Smith:He was a highly successful high school and college coach. I coached defense, was the recruiting coordinator and strength and conditioning coordinator all at the same time. In smaller colleges, you have to wear more hats. Edinboro had never been to the national playoffs and we made five NCAA Division II playoff appearances during my tenure there. Tom Hollman was very disciplined in his approach and we rarely beat ourselves. We were the best conditioned team on the field and well-prepared. He really believed in ensuring that as coaches we played to our players' strengths and that we emphasized fundamentals every day. He knew if we had conviction for what we were teaching, the players would have confidence in what was being taught.
I imagine you grew up a Browns fan living so close to Cleveland. What are some of your favorite memories or favorite players?
Smith:I grew up a diehard Browns fan. Cleveland is a very storied NFL franchise with great tradition and actually has 16 players in the Pro Football Hall of Fame in Canton, Ohio. Jim Brown is arguably the greatest running back of all time, but Otto Graham was the first Brown player inducted into the Hall of Fame. Otto Graham converted from running back to quarterback once he became a Brown and led the team to 10 league championship games and won seven. Now that's incredible. My dad talked a lot about Otto Graham and his ability to lead his team. I grew up following Sam Rutigliano, Brian Sipe and the Kardiac Kids, and those were some exciting times for Cleveland Brown fans.

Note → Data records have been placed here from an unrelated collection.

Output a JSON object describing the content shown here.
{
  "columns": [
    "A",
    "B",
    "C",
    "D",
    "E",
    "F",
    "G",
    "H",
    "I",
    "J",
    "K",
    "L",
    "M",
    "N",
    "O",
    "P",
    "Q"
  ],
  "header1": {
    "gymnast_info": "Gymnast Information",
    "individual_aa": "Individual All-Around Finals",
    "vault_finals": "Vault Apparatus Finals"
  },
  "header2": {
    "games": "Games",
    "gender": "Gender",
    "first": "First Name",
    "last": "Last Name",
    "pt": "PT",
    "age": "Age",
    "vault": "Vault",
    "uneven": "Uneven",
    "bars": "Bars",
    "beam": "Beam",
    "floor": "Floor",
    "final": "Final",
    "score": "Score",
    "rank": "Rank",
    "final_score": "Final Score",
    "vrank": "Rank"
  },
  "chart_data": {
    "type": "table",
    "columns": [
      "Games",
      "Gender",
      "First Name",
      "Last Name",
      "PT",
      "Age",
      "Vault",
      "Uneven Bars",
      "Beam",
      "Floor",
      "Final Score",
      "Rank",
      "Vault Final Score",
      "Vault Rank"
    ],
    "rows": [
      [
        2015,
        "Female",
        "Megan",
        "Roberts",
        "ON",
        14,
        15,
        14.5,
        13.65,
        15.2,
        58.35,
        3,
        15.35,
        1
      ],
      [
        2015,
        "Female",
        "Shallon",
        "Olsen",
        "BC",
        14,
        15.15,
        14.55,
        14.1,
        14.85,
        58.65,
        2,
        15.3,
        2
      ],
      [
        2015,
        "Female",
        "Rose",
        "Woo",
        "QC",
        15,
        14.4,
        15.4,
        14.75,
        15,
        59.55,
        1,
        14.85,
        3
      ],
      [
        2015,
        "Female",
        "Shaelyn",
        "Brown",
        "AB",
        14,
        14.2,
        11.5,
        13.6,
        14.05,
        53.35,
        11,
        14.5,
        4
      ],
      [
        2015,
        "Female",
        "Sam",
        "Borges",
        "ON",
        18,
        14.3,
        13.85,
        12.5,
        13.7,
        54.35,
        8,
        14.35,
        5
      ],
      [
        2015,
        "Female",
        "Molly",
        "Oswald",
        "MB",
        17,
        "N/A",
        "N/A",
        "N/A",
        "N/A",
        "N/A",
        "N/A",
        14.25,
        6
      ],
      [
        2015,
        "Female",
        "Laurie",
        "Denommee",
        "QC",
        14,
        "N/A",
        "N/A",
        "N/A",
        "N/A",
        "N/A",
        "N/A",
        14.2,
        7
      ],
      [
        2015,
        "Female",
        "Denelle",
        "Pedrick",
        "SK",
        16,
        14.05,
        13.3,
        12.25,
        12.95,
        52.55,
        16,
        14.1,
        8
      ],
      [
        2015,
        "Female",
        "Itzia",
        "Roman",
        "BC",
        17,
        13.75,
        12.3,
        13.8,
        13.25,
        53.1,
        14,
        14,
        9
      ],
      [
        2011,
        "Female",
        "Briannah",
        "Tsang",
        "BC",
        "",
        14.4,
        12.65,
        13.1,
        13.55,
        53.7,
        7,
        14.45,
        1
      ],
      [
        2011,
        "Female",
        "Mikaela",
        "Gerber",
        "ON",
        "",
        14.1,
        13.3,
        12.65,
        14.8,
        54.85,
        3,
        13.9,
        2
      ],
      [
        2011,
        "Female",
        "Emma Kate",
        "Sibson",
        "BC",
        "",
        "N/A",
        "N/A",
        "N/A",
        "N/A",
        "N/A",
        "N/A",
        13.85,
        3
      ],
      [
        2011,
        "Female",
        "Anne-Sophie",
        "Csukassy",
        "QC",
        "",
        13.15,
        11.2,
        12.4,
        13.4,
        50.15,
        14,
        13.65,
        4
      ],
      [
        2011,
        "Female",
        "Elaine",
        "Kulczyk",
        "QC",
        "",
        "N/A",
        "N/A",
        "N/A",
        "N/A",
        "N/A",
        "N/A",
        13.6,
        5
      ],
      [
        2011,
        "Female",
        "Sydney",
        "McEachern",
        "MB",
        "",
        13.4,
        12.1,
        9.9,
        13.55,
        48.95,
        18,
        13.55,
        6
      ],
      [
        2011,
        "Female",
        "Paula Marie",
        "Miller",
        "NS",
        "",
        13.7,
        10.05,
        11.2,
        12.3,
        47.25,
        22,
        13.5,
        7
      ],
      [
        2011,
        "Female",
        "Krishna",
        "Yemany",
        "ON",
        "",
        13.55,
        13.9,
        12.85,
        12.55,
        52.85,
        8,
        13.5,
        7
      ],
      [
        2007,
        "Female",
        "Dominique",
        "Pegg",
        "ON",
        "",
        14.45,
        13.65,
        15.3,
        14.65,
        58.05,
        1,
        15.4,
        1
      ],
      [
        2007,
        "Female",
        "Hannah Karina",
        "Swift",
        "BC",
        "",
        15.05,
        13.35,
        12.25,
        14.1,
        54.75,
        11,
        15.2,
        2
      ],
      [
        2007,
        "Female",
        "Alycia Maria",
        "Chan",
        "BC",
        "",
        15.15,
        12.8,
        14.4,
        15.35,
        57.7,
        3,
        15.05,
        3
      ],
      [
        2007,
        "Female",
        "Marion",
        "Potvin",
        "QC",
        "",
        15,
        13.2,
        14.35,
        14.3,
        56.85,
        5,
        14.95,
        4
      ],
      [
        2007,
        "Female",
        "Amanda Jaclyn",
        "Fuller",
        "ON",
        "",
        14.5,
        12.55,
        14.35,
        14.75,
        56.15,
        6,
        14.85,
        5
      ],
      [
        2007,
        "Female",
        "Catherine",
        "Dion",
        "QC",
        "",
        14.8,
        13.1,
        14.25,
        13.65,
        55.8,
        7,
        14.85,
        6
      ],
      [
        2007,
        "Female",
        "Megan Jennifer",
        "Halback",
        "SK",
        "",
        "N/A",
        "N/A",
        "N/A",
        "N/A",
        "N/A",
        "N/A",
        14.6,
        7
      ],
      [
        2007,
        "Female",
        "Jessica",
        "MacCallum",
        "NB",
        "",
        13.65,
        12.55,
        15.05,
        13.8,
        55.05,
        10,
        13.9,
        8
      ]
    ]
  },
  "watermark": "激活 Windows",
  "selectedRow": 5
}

You are now returning to Cleveland as the general manager of an NFL team. There is no question that your parents would be proud of what you have accomplished.
Smith:It's an awesome feeling coming back home, as I know my parents are proud of all of their children. Ohio is a true football state and the sport is a way of life at every level. Legendary NFL coaches from Paul Brown to Don Shula to Chuck Noll are from Ohio. There are a tremendous amount of college head coaches from the state of Ohio as well. Most people know that Woody Hayes is an Ohio native, but so is former rival Michigan coach, Bo Schembechler (he's from Barberton, Ohio).